The U.S. may plant more biotech crops than anywhere else in the world—170.43 million acres' worth in 2011, with Brazil in second at 75 million acres under cultivation—but other countries are catching up.
According to the just-released annual report on biotech seed use from the International Service for the Acquisition of Agri-Biotech Applications (ISAAA), planting of genetically modified crops globally grew 8% last year. Growth by developing countries jumped by about 50%.
For the first time [cultivation in developing countries is] expected to exceed industrial countries hectarage in 2012; this is contrary to the prediction of critics who, prior to the commercialization of the technology in 1996, prematurely declared that biotech crops were only for industrial countries and would never be accepted and adopted by developing countries."

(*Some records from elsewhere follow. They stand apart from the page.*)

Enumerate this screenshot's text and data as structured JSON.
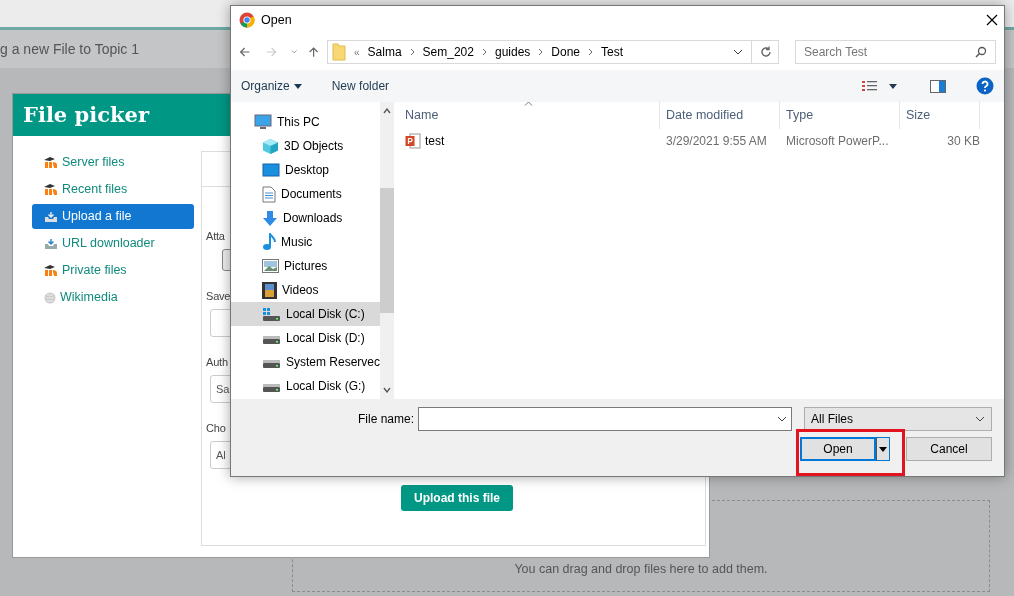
{
  "background_page": {
    "header_text": "g a new File to Topic 1",
    "drop_zone_text": "You can drag and drop files here to add them."
  },
  "file_picker": {
    "title": "File picker",
    "repositories": [
      {
        "label": "Server files",
        "selected": false
      },
      {
        "label": "Recent files",
        "selected": false
      },
      {
        "label": "Upload a file",
        "selected": true
      },
      {
        "label": "URL downloader",
        "selected": false
      },
      {
        "label": "Private files",
        "selected": false
      },
      {
        "label": "Wikimedia",
        "selected": false
      }
    ],
    "form_fields": [
      {
        "label": "Atta",
        "kind": "button"
      },
      {
        "label": "Save",
        "kind": "text"
      },
      {
        "label": "Auth",
        "kind": "text",
        "value": "Sa"
      },
      {
        "label": "Cho",
        "kind": "select",
        "value": "Al"
      }
    ],
    "upload_button": "Upload this file"
  },
  "open_dialog": {
    "title": "Open",
    "breadcrumb_prefix": "«",
    "breadcrumb": [
      "Salma",
      "Sem_202",
      "guides",
      "Done",
      "Test"
    ],
    "search": {
      "placeholder": "Search Test"
    },
    "toolbar": {
      "organize": "Organize",
      "new_folder": "New folder"
    },
    "nav_tree": [
      {
        "label": "This PC",
        "selected": false,
        "children": [
          {
            "label": "3D Objects",
            "selected": false
          },
          {
            "label": "Desktop",
            "selected": false
          },
          {
            "label": "Documents",
            "selected": false
          },
          {
            "label": "Downloads",
            "selected": false
          },
          {
            "label": "Music",
            "selected": false
          },
          {
            "label": "Pictures",
            "selected": false
          },
          {
            "label": "Videos",
            "selected": false
          },
          {
            "label": "Local Disk (C:)",
            "selected": true
          },
          {
            "label": "Local Disk (D:)",
            "selected": false
          },
          {
            "label": "System Reservec",
            "selected": false
          },
          {
            "label": "Local Disk (G:)",
            "selected": false
          }
        ]
      }
    ],
    "table": {
      "columns": [
        "Name",
        "Date modified",
        "Type",
        "Size"
      ],
      "rows": [
        {
          "name": "test",
          "date_modified": "3/29/2021 9:55 AM",
          "type": "Microsoft PowerP...",
          "size": "30 KB"
        }
      ]
    },
    "file_name_label": "File name:",
    "file_type": "All Files",
    "open_button": {
      "label": "Open",
      "highlighted": true
    },
    "cancel_button": "Cancel"
  }
}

ISAAA provides some perspective on the full timeline of biotech agriculture:
A 94-fold increase in hectarage from 1.7 million hectares in 1996 to 160 million hectares in 2011 makes biotech crops the fastest adopted crop technology in the history of modern agriculture.
A Hidden Agenda?

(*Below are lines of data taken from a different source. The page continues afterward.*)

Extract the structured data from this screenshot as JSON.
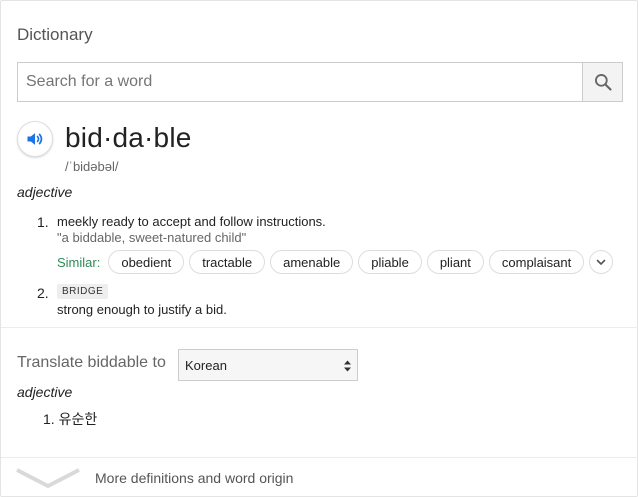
{
  "header": {
    "title": "Dictionary"
  },
  "search": {
    "placeholder": "Search for a word",
    "value": ""
  },
  "entry": {
    "headword": "bid·da·ble",
    "phonetic": "/ˈbidəbəl/",
    "part_of_speech": "adjective",
    "senses": [
      {
        "number": "1.",
        "definition": "meekly ready to accept and follow instructions.",
        "example": "\"a biddable, sweet-natured child\"",
        "similar_label": "Similar:",
        "similar": [
          "obedient",
          "tractable",
          "amenable",
          "pliable",
          "pliant",
          "complaisant"
        ]
      },
      {
        "number": "2.",
        "label": "BRIDGE",
        "definition": "strong enough to justify a bid."
      }
    ]
  },
  "translate": {
    "label": "Translate biddable to",
    "language": "Korean",
    "part_of_speech": "adjective",
    "items": [
      {
        "number": "1.",
        "text": "유순한"
      }
    ]
  },
  "footer": {
    "more_label": "More definitions and word origin"
  },
  "colors": {
    "accent_blue": "#1a73e8",
    "similar_green": "#2e8b57"
  }
}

The ISAAA is a nonprofit that exists to promote the use of crop biotechnology around the world, specifically among "resource-poor farmers in developing countries." Bloomberg explains that "it's funded by governments, foundations and companies including Monsanto Co., the world’s biggest seed company."
ISAAA neglects to mention that many industrialized countries have banned the growth of genetically engineered crops—a position the U.S. vehemently opposed, at least while Bush was in power—which seems like a significant factor if you're going to compare growth rates in industrialized vs. developing nations.

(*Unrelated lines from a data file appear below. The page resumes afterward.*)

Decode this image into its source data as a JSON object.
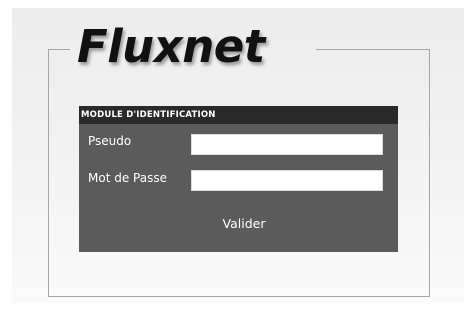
{
  "brand": {
    "logo_text": "Fluxnet"
  },
  "login": {
    "header": "MODULE D'IDENTIFICATION",
    "username_label": "Pseudo",
    "username_value": "",
    "password_label": "Mot de Passe",
    "password_value": "",
    "submit_label": "Valider"
  },
  "colors": {
    "panel_bg": "#5b5b5b",
    "panel_header_bg": "#2a2a2a",
    "frame_line": "#a6a6a6"
  }
}
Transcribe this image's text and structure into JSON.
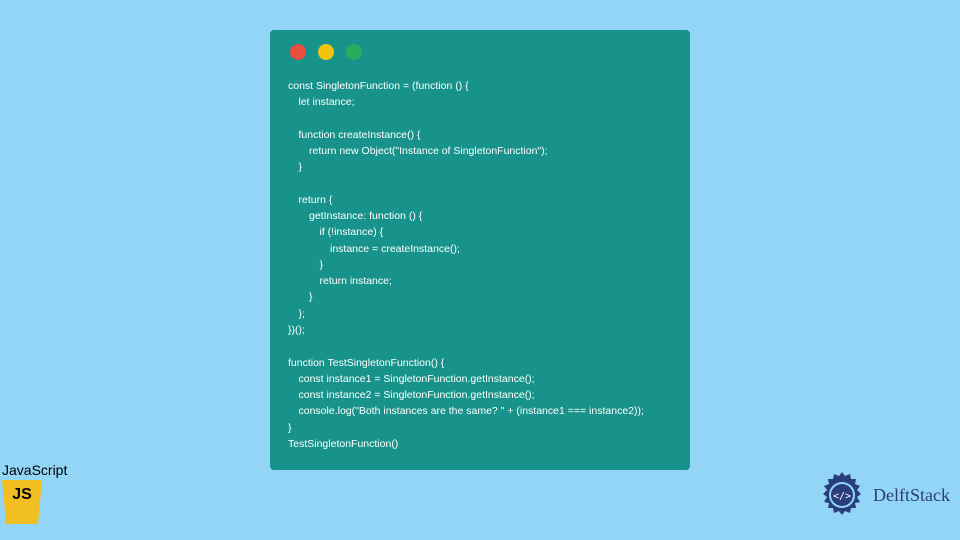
{
  "code": "const SingletonFunction = (function () {\n　let instance;\n\n　function createInstance() {\n　　return new Object(\"Instance of SingletonFunction\");\n　}\n\n　return {\n　　getInstance: function () {\n　　　if (!instance) {\n　　　　instance = createInstance();\n　　　}\n　　　return instance;\n　　}\n　};\n})();\n\nfunction TestSingletonFunction() {\n　const instance1 = SingletonFunction.getInstance();\n　const instance2 = SingletonFunction.getInstance();\n　console.log(\"Both instances are the same? \" + (instance1 === instance2));\n}\nTestSingletonFunction()",
  "js_label": "JavaScript",
  "delft_label": "DelftStack",
  "colors": {
    "bg": "#93d5f6",
    "window": "#17938b",
    "red": "#e84d3d",
    "yellow": "#f2c40e",
    "green": "#26ad5e",
    "js_yellow": "#f2bf22",
    "delft_blue": "#2a3d7c"
  }
}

What's Growing Where
In the U.S., genetically modified crops include corn, soybeans, cotton, canola, sugarbeet, alfalfa, papaya and squash; in most other countries, they're limited to one or two crops, mostly corn, cotton or soybeans. Here's a chart with more info from ISAAA: